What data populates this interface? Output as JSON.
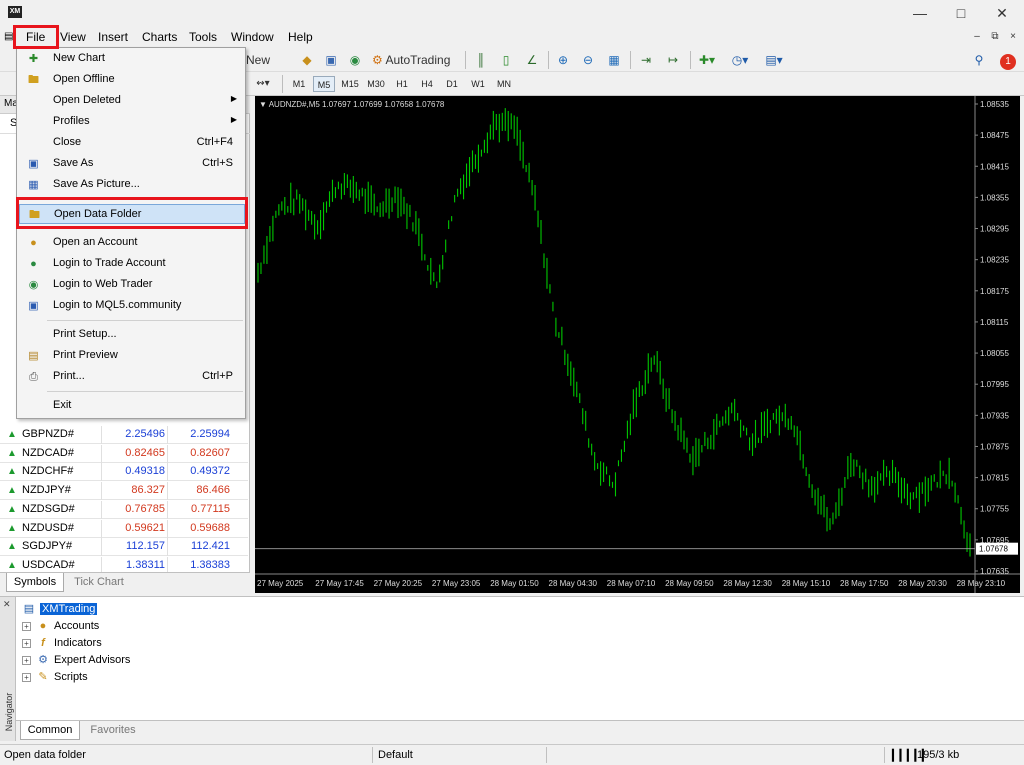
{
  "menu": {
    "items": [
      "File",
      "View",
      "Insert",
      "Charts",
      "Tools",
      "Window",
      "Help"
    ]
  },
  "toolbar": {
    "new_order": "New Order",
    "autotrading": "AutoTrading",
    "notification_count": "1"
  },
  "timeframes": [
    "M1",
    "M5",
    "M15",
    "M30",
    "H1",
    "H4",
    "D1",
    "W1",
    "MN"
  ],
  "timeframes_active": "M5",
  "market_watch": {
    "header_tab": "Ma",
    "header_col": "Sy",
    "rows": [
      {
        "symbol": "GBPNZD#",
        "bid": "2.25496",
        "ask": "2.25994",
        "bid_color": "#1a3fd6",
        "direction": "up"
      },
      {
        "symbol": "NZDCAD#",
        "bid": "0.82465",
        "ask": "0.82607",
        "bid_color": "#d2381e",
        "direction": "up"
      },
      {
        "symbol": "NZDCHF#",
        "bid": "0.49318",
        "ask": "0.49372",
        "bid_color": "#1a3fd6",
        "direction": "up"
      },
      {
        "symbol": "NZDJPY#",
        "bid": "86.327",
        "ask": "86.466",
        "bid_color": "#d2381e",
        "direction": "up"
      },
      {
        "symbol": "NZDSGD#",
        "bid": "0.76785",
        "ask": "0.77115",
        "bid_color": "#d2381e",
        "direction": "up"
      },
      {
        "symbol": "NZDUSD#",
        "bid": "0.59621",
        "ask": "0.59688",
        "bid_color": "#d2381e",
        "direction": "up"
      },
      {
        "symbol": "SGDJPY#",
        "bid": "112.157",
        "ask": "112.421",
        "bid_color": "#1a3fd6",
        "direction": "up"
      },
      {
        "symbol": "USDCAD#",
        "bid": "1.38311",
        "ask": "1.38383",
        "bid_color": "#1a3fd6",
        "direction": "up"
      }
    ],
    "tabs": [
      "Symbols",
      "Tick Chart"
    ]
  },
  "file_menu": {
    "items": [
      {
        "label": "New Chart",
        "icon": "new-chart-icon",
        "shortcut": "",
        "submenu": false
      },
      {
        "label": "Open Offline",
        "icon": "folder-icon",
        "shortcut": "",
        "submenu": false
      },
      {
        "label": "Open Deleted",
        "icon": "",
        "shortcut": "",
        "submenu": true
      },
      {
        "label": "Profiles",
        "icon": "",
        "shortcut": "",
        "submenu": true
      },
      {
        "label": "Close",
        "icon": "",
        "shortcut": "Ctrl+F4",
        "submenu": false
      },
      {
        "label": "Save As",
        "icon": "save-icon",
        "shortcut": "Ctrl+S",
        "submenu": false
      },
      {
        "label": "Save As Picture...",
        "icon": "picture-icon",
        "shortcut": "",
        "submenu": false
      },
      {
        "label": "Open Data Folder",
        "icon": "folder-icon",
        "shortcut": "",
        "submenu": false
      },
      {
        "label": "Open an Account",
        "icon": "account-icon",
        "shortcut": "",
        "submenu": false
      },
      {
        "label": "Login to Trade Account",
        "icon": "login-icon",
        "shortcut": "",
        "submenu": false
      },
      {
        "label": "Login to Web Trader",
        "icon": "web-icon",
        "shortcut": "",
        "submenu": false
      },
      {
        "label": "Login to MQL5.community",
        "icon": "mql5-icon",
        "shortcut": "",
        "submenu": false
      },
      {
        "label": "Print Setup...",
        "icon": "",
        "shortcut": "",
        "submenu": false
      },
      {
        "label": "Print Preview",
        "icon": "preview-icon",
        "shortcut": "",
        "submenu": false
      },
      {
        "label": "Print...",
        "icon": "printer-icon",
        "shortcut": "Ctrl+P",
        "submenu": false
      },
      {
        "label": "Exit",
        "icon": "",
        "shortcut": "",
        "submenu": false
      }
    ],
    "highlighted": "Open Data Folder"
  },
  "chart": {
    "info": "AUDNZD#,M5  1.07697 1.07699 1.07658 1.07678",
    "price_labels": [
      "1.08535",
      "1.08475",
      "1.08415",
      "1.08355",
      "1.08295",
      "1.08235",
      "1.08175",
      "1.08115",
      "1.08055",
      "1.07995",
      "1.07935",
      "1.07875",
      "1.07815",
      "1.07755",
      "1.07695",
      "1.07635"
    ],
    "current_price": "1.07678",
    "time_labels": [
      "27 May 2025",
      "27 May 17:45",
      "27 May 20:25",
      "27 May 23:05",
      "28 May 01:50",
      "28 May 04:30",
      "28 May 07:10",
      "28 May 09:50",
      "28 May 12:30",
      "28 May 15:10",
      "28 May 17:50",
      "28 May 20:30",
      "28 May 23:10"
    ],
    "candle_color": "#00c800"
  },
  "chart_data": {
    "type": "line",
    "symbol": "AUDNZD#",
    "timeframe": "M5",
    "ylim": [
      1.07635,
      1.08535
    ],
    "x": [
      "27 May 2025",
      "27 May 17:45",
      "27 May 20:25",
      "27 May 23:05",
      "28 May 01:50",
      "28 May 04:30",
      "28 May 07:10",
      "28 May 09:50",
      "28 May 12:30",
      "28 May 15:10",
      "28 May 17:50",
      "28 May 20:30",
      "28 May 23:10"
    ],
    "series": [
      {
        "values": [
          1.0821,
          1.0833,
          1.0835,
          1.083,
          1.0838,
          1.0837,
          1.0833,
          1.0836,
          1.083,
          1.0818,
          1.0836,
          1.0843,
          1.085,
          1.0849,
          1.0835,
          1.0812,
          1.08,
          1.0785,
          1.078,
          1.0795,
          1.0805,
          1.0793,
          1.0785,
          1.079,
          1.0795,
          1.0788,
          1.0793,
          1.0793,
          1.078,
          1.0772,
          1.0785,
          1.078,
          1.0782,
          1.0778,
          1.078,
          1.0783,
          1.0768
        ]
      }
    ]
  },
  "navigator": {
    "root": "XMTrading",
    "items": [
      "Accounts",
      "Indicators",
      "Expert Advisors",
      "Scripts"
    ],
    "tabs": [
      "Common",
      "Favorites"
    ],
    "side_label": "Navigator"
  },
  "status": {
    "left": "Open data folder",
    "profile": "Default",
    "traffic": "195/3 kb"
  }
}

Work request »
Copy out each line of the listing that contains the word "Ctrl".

Completed task »
        "shortcut": "Ctrl+F4",
        "shortcut": "Ctrl+S",
        "shortcut": "Ctrl+P",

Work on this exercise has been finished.